Hope you had a great weekend.
In one of my latest posts I was praising the book of John Donald Middleton, called Jem: Lessons in Living, and I was lucky enough to be in contact with John himself, who was very kind and answered few questions I have prepared for him. We spoke about his book, pugs and future.
Ready? Here we go.
John, what do you think was the main trigger for you to sit down and write your story?
After Jem’s death I was an emotional wreck. I missed him terribly and there was a huge void in my life. Worse, I carried so much guilt that I was responsible for his death. I hoped that by writing a memoir of him it would help me deal with all that chaos. I wanted to tell a story that would honor his memory while helping me to work through the turmoil in my life over the loss of such a special friend. And it is doing that, but it’s taking time.
Why do you think it was just Jem, who changed a lot in your life? You had many pets before, but it doesn’t seem to me that they had such an impact as Jem.
Jem came along at just the right time in my life. I was at the worst point in my alcoholic existence and he was there for me. It’s difficult, if not impossible, to put into words just how important Jem was. Pets love us unconditionally—I guess Jem was the first pet I’d ever been around who made me understand the importance of unconditional love. He was at his happiest when we were together, and so was I. I suppose that’s what started me thinking about my relationships with all the humans in my life.
Your book is also dedicated to relationships within your family. How do they perceive that you wrote about them and their lives?
Honestly, this is the toughest of all your questions. My wife and kids were supportive about the book, and lavish with their praise over the final product, but I never actually asked them, “How do you feel about me telling things about your life—and our lives together?” Human relationships are still very much a work-in-progress for me, but there’s no question that my family means the world to me.
I’m sure there are fans of pugs out there who are thinking about getting their first/another one. What would you tell them?
Adopt! Adopt! Adopt!
There are rescue groups all over the United States and the world that are dedicated to helping deserving animals find loving homes. And not just pugs, or even dogs, but all varieties and species. There is one thing I know for certain, because I’ve seen it time and time again in my volunteer work: there is no creature on God’s earth more grateful than a rescued pet who’s found a forever home.
In the end of the book there is a note about portion of the prize of each book being donated to DFW Pug Rescue Club of Texas, Inc. Can you tell us more about the reasons why you decided for this organization?
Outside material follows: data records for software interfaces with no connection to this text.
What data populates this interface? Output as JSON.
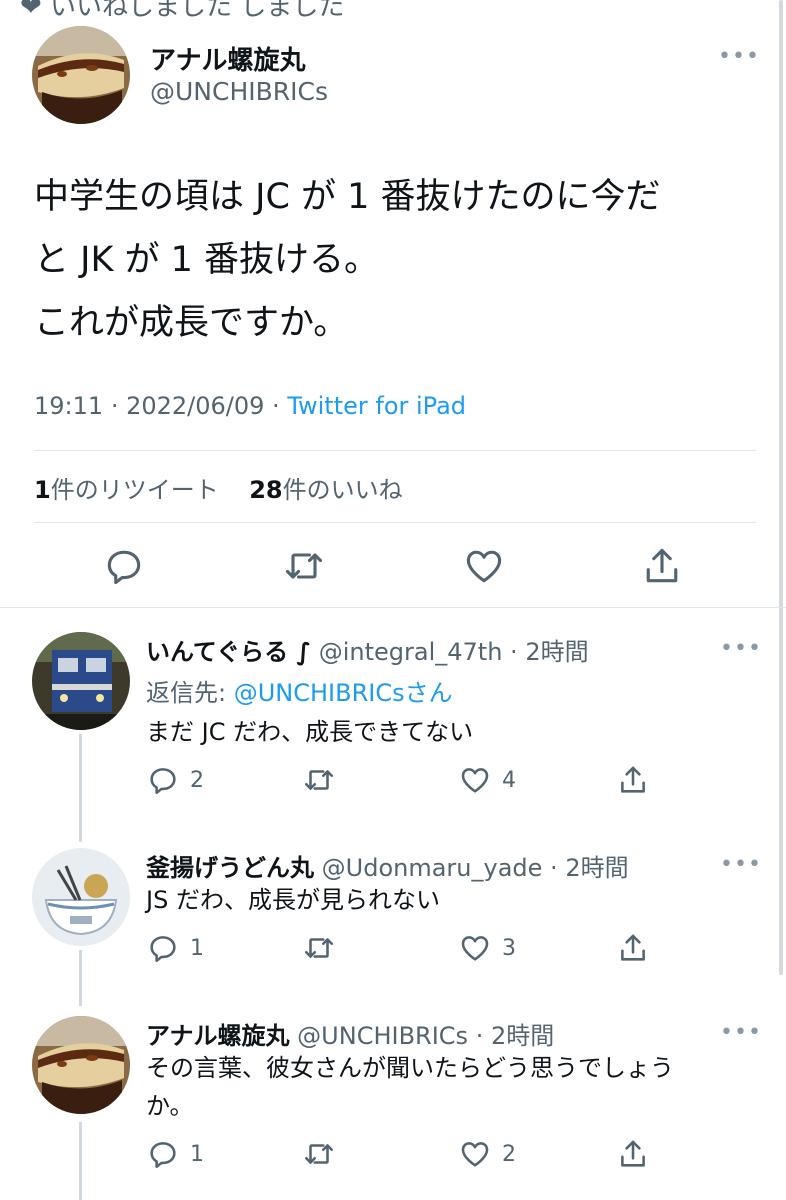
{
  "top_partial": "❤ いいねしました   しました",
  "main_tweet": {
    "name": "アナル螺旋丸",
    "handle": "@UNCHIBRICs",
    "text_lines": [
      "中学生の頃は JC が 1 番抜けたのに今だ",
      "と JK が 1 番抜ける。",
      "これが成長ですか。"
    ],
    "time": "19:11",
    "date": "2022/06/09",
    "source": "Twitter for iPad",
    "retweet_count": "1",
    "retweet_label": "件のリツイート",
    "like_count": "28",
    "like_label": "件のいいね",
    "more": "•••"
  },
  "replies": [
    {
      "name": "いんてぐらる ∫",
      "handle": "@integral_47th",
      "time": "2時間",
      "reply_to_label": "返信先:",
      "reply_to_mention": "@UNCHIBRICsさん",
      "text_lines": [
        "まだ JC だわ、成長できてない"
      ],
      "replies": "2",
      "retweets": "",
      "likes": "4"
    },
    {
      "name": "釜揚げうどん丸",
      "handle": "@Udonmaru_yade",
      "time": "2時間",
      "text_lines": [
        "JS だわ、成長が見られない"
      ],
      "replies": "1",
      "retweets": "",
      "likes": "3"
    },
    {
      "name": "アナル螺旋丸",
      "handle": "@UNCHIBRICs",
      "time": "2時間",
      "text_lines": [
        "その言葉、彼女さんが聞いたらどう思うでしょう",
        "か。"
      ],
      "replies": "1",
      "retweets": "",
      "likes": "2"
    }
  ],
  "icons": [
    "reply-icon",
    "retweet-icon",
    "like-icon",
    "share-icon",
    "more-icon"
  ],
  "colors": {
    "link": "#1d9bf0",
    "muted": "#536471",
    "text": "#0f1419",
    "divider": "#e1e6ea"
  }
}
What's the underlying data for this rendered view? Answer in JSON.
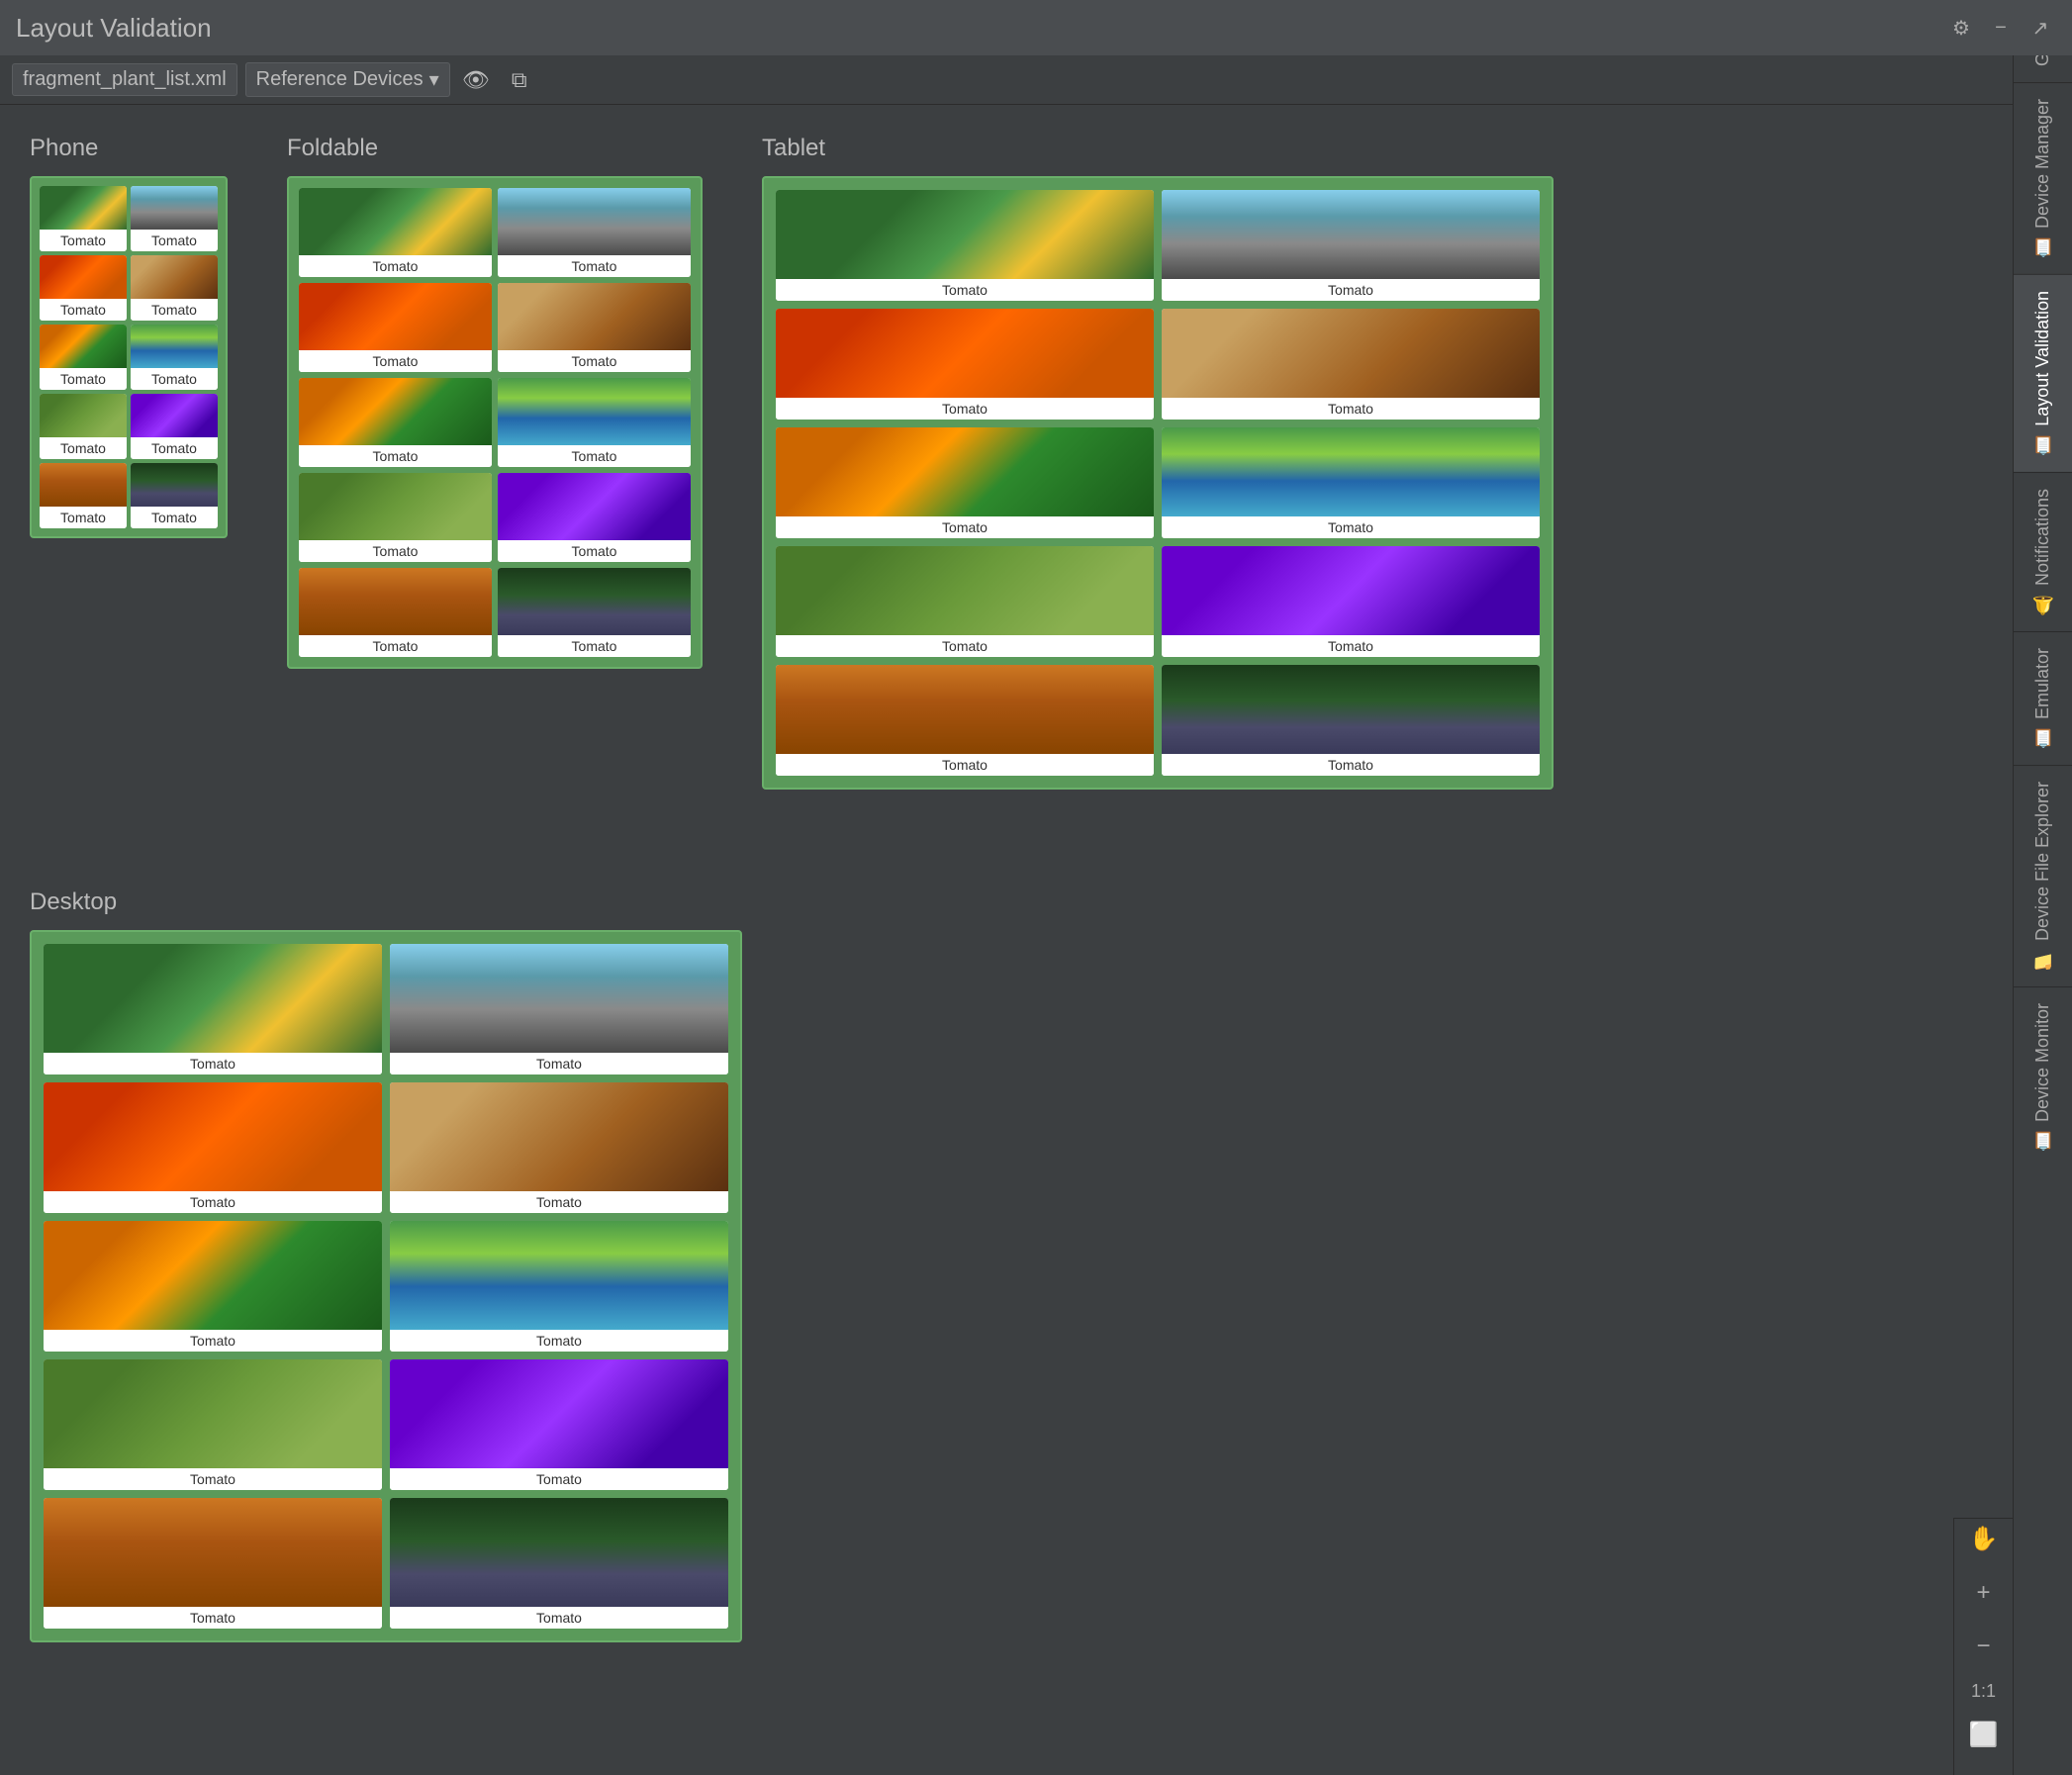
{
  "titleBar": {
    "title": "Layout Validation",
    "gearIcon": "⚙",
    "minusIcon": "−",
    "arrowIcon": "↗"
  },
  "toolbar": {
    "file": "fragment_plant_list.xml",
    "dropdown": "Reference Devices",
    "dropdownIcon": "▾",
    "eyeIcon": "👁",
    "copyIcon": "⧉"
  },
  "rightTabs": [
    {
      "id": "grade",
      "label": "Grade",
      "icon": "≡"
    },
    {
      "id": "device-manager",
      "label": "Device Manager",
      "icon": "📋"
    },
    {
      "id": "layout-validation",
      "label": "Layout Validation",
      "icon": "📋",
      "active": true
    },
    {
      "id": "notifications",
      "label": "Notifications",
      "icon": "🔔"
    },
    {
      "id": "emulator",
      "label": "Emulator",
      "icon": "📋"
    },
    {
      "id": "device-file-explorer",
      "label": "Device File Explorer",
      "icon": "📁"
    },
    {
      "id": "device-monitor",
      "label": "Device Monitor",
      "icon": "📋"
    }
  ],
  "devices": {
    "phone": {
      "title": "Phone",
      "cards": [
        {
          "label": "Tomato",
          "img": "butterfly"
        },
        {
          "label": "Tomato",
          "img": "cityscape"
        },
        {
          "label": "Tomato",
          "img": "autumn"
        },
        {
          "label": "Tomato",
          "img": "macro"
        },
        {
          "label": "Tomato",
          "img": "sunflower"
        },
        {
          "label": "Tomato",
          "img": "coastal"
        },
        {
          "label": "Tomato",
          "img": "vineyard"
        },
        {
          "label": "Tomato",
          "img": "purple"
        },
        {
          "label": "Tomato",
          "img": "desert"
        },
        {
          "label": "Tomato",
          "img": "forest"
        }
      ]
    },
    "foldable": {
      "title": "Foldable",
      "cards": [
        {
          "label": "Tomato",
          "img": "butterfly"
        },
        {
          "label": "Tomato",
          "img": "cityscape"
        },
        {
          "label": "Tomato",
          "img": "autumn"
        },
        {
          "label": "Tomato",
          "img": "macro"
        },
        {
          "label": "Tomato",
          "img": "sunflower"
        },
        {
          "label": "Tomato",
          "img": "coastal"
        },
        {
          "label": "Tomato",
          "img": "vineyard"
        },
        {
          "label": "Tomato",
          "img": "purple"
        },
        {
          "label": "Tomato",
          "img": "desert"
        },
        {
          "label": "Tomato",
          "img": "forest"
        }
      ]
    },
    "tablet": {
      "title": "Tablet",
      "cards": [
        {
          "label": "Tomato",
          "img": "butterfly"
        },
        {
          "label": "Tomato",
          "img": "cityscape"
        },
        {
          "label": "Tomato",
          "img": "autumn"
        },
        {
          "label": "Tomato",
          "img": "macro"
        },
        {
          "label": "Tomato",
          "img": "sunflower"
        },
        {
          "label": "Tomato",
          "img": "coastal"
        },
        {
          "label": "Tomato",
          "img": "vineyard"
        },
        {
          "label": "Tomato",
          "img": "purple"
        },
        {
          "label": "Tomato",
          "img": "desert"
        },
        {
          "label": "Tomato",
          "img": "forest"
        }
      ]
    },
    "desktop": {
      "title": "Desktop",
      "cards": [
        {
          "label": "Tomato",
          "img": "butterfly"
        },
        {
          "label": "Tomato",
          "img": "cityscape"
        },
        {
          "label": "Tomato",
          "img": "autumn"
        },
        {
          "label": "Tomato",
          "img": "macro"
        },
        {
          "label": "Tomato",
          "img": "sunflower"
        },
        {
          "label": "Tomato",
          "img": "coastal"
        },
        {
          "label": "Tomato",
          "img": "vineyard"
        },
        {
          "label": "Tomato",
          "img": "purple"
        },
        {
          "label": "Tomato",
          "img": "desert"
        },
        {
          "label": "Tomato",
          "img": "forest"
        }
      ]
    }
  },
  "bottomTools": {
    "handIcon": "✋",
    "plusIcon": "+",
    "minusIcon": "−",
    "zoomLabel": "1:1",
    "screenIcon": "⬜"
  }
}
The event that finally caused me to turn the corner in recovering from Jem’s death was adopting my first pug, Farah. And that happened because two of the DFW Pug Rescue volunteers—Leslie and Lyle Matthews, whom I mention in the book—reached out to me. They were Farah’s foster “parents”, and Leslie was a technician at my vet’s office. She was there the day I brought Jem in after his accident. Somehow they knew that I needed another pug in my life to turn things around, and they were correct. I’m forever grateful to them, and it was their act of kindness that eventually led me to adopt three more pugs and then become a volunteer myself. I’ve become great friends with everyone I’ve met at DFW Pug Rescue. They work tirelessly in finding homes for pugs.
And finally: Don’t you plan another book for pet lovers? I bet you must witness a whole lot of stories going on while volunteering.
Yes, I plan more books! My next project is a series for young readers titled “Too Many Pugs”, which will be based on the four darling girls I adopted—Farah, Mitzee, Nessie, and Dahlia. Each has her own personality and backstory, so I’m hoping it will be fun both to write and read.
You’re so right about volunteering. One of my activities is visiting the homes of people all over north central Texas who want to foster and adopt pugs. And not only do I meet them, but I get to meet their pets, too. I’d say that well over half the families I visit already have at least one pet, and want to share their love with another. I’ve met dogs and cats of all varieties. When I knock on a door and immediately hear barking on the other side, I know that I’m about to visit with a family who loves pets. It makes good sense to include those experiences in my pug stories.
Thank you for your time, John.